- _Exercise details_: Each line of the records below that holds "close" should be returned.

- _Items from an interface collection_:
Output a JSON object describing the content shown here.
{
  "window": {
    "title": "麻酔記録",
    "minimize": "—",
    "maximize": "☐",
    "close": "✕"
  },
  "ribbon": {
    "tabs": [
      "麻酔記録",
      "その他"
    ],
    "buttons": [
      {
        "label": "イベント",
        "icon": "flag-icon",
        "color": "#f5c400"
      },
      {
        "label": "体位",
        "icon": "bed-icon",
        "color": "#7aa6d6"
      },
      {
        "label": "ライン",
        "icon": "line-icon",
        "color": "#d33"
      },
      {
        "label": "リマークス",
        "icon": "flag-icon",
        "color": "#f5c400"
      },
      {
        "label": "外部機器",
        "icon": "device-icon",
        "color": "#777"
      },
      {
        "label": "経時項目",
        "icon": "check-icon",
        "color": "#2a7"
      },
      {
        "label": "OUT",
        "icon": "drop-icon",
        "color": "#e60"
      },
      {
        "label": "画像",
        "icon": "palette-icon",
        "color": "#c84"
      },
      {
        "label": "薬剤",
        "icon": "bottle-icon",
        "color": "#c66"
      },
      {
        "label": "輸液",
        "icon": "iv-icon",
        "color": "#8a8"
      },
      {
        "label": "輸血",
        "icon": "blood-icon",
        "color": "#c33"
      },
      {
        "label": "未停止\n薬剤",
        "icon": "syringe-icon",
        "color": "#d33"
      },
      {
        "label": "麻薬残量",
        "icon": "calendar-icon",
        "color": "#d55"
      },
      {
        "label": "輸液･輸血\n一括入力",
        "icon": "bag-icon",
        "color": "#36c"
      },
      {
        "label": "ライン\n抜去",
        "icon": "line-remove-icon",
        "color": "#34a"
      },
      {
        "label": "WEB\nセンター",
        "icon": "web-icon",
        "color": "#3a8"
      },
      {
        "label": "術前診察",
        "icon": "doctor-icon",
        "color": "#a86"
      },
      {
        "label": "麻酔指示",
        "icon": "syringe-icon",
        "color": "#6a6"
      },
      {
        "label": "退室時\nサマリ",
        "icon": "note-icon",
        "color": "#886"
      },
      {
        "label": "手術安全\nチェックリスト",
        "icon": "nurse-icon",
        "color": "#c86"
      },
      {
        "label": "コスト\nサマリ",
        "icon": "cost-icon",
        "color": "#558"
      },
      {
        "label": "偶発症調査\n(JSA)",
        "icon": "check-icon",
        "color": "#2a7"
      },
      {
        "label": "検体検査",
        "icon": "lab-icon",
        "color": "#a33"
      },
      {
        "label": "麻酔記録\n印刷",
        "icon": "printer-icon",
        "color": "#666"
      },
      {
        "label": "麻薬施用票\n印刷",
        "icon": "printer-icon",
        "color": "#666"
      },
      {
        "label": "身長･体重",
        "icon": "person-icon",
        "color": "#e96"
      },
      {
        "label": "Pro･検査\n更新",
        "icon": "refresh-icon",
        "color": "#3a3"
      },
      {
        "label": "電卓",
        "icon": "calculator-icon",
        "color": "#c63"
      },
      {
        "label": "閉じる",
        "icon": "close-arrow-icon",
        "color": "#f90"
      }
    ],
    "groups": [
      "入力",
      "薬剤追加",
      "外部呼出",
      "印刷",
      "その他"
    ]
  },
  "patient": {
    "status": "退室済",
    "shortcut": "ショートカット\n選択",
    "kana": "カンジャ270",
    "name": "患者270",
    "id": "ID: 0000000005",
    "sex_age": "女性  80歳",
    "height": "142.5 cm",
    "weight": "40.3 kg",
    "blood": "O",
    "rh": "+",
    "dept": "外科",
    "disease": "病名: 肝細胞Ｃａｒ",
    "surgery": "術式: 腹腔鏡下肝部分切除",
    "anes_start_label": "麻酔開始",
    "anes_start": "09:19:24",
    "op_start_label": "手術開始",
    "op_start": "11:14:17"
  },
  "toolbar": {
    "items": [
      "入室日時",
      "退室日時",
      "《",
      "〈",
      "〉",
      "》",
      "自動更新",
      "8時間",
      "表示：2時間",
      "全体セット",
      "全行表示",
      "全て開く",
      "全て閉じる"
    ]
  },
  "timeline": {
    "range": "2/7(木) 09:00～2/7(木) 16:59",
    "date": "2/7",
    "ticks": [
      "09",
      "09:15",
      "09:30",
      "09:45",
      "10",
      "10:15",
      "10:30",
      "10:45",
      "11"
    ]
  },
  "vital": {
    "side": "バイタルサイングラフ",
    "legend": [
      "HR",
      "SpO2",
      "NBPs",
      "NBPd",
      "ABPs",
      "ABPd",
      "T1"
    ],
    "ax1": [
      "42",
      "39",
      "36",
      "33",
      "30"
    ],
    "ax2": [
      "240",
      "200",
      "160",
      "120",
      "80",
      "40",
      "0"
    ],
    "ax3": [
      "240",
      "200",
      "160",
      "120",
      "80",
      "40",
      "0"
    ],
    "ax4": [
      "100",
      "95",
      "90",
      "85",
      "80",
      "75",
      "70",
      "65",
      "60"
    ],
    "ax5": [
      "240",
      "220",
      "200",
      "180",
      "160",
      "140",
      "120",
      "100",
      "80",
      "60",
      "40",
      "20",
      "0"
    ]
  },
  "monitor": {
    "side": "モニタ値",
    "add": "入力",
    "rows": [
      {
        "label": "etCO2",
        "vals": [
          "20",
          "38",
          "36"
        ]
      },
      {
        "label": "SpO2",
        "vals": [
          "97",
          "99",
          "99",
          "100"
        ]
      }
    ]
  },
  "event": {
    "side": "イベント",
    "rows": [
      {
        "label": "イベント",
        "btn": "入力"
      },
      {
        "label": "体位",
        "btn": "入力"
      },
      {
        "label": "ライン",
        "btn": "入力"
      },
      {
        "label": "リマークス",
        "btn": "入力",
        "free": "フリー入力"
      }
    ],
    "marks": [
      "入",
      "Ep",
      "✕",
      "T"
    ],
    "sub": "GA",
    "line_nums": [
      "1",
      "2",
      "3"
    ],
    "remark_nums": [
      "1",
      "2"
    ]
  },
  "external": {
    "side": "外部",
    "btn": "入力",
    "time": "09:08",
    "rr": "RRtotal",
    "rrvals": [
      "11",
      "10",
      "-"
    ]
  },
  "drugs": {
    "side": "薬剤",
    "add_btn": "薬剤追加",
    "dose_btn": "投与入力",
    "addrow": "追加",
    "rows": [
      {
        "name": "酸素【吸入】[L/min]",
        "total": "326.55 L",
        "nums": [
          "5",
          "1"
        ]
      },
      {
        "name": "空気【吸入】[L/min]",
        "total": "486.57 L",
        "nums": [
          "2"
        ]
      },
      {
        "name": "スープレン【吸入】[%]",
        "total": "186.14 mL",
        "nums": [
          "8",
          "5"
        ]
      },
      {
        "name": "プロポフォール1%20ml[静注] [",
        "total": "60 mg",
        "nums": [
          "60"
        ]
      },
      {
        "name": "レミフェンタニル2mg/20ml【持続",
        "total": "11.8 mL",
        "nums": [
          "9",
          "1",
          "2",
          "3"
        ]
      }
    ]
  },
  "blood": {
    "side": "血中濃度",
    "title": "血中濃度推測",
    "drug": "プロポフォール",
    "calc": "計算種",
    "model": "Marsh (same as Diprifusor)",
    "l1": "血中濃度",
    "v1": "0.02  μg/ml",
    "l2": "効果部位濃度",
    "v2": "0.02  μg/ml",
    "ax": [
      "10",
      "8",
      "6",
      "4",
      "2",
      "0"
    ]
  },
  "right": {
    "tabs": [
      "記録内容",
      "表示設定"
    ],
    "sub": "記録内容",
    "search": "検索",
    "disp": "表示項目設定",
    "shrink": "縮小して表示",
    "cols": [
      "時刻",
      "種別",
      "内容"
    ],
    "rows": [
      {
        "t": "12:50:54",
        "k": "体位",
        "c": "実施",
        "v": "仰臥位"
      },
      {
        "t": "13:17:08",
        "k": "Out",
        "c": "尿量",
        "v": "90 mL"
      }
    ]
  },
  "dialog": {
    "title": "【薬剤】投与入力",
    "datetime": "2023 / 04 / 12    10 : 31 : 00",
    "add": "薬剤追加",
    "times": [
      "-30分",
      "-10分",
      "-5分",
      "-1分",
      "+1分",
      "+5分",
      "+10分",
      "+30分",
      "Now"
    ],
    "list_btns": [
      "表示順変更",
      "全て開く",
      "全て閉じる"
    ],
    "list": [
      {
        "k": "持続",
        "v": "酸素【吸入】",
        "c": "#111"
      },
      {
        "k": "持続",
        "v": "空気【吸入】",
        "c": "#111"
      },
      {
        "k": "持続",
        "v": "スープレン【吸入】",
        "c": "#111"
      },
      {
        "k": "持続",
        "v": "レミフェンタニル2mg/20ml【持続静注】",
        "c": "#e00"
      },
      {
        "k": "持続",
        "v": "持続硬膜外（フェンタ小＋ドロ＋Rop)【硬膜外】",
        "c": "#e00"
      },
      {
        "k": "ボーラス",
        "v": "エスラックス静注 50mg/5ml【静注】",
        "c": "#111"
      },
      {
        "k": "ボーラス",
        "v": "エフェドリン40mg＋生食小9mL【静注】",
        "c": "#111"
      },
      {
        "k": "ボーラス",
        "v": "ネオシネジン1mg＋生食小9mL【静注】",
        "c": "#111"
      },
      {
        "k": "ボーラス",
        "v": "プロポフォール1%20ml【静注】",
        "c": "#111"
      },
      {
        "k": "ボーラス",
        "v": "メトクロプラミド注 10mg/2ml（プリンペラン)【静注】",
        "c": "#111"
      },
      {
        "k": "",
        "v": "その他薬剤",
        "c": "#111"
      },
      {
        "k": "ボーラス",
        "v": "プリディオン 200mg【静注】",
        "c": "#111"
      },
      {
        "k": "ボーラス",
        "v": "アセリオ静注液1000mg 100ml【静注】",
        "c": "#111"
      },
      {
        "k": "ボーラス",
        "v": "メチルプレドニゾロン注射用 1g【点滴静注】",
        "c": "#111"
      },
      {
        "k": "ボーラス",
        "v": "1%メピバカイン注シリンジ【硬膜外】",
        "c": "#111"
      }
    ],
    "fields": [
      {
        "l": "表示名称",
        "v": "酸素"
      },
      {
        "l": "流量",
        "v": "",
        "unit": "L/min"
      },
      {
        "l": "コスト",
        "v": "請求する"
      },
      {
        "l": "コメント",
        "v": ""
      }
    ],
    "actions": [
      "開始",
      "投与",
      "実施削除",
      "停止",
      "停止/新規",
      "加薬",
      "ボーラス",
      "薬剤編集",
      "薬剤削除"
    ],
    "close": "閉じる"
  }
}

- _Your solution_:
    "close": "✕"
        "icon": "close-arrow-icon",
    "close": "閉じる"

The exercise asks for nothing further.